Data entries
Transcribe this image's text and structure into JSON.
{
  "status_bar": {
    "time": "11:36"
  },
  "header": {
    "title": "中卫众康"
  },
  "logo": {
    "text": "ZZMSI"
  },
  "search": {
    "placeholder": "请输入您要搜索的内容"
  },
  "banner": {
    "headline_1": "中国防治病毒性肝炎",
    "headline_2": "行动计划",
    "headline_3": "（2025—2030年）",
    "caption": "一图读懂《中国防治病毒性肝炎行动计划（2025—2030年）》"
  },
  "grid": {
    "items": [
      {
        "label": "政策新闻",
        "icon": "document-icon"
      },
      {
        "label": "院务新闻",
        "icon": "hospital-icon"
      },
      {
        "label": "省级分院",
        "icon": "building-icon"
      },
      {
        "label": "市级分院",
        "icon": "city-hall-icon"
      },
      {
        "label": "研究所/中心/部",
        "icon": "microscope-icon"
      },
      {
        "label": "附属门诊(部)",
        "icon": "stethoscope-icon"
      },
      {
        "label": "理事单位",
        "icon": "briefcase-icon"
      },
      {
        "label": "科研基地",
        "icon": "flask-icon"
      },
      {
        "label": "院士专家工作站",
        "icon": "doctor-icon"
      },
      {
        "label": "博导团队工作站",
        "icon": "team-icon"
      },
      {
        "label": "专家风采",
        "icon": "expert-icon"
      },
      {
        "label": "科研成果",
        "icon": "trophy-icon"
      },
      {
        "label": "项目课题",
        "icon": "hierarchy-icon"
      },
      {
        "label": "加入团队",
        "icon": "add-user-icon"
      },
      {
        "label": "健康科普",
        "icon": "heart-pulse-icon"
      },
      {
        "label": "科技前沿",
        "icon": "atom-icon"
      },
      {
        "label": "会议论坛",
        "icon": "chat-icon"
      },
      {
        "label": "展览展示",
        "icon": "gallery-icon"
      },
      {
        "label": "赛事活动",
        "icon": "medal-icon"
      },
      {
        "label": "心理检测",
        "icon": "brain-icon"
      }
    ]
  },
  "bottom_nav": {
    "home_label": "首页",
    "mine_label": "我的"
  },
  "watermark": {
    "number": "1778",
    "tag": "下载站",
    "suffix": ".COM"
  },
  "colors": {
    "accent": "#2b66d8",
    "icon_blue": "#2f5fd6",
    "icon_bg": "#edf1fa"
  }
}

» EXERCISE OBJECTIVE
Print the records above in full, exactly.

» COMPLETED TASK
Transcribe this image's text and structure into JSON.
{
  "status_bar": {
    "time": "11:36"
  },
  "header": {
    "title": "中卫众康"
  },
  "logo": {
    "text": "ZZMSI"
  },
  "search": {
    "placeholder": "请输入您要搜索的内容"
  },
  "banner": {
    "headline_1": "中国防治病毒性肝炎",
    "headline_2": "行动计划",
    "headline_3": "（2025—2030年）",
    "caption": "一图读懂《中国防治病毒性肝炎行动计划（2025—2030年）》"
  },
  "grid": {
    "items": [
      {
        "label": "政策新闻",
        "icon": "document-icon"
      },
      {
        "label": "院务新闻",
        "icon": "hospital-icon"
      },
      {
        "label": "省级分院",
        "icon": "building-icon"
      },
      {
        "label": "市级分院",
        "icon": "city-hall-icon"
      },
      {
        "label": "研究所/中心/部",
        "icon": "microscope-icon"
      },
      {
        "label": "附属门诊(部)",
        "icon": "stethoscope-icon"
      },
      {
        "label": "理事单位",
        "icon": "briefcase-icon"
      },
      {
        "label": "科研基地",
        "icon": "flask-icon"
      },
      {
        "label": "院士专家工作站",
        "icon": "doctor-icon"
      },
      {
        "label": "博导团队工作站",
        "icon": "team-icon"
      },
      {
        "label": "专家风采",
        "icon": "expert-icon"
      },
      {
        "label": "科研成果",
        "icon": "trophy-icon"
      },
      {
        "label": "项目课题",
        "icon": "hierarchy-icon"
      },
      {
        "label": "加入团队",
        "icon": "add-user-icon"
      },
      {
        "label": "健康科普",
        "icon": "heart-pulse-icon"
      },
      {
        "label": "科技前沿",
        "icon": "atom-icon"
      },
      {
        "label": "会议论坛",
        "icon": "chat-icon"
      },
      {
        "label": "展览展示",
        "icon": "gallery-icon"
      },
      {
        "label": "赛事活动",
        "icon": "medal-icon"
      },
      {
        "label": "心理检测",
        "icon": "brain-icon"
      }
    ]
  },
  "bottom_nav": {
    "home_label": "首页",
    "mine_label": "我的"
  },
  "watermark": {
    "number": "1778",
    "tag": "下载站",
    "suffix": ".COM"
  },
  "colors": {
    "accent": "#2b66d8",
    "icon_blue": "#2f5fd6",
    "icon_bg": "#edf1fa"
  }
}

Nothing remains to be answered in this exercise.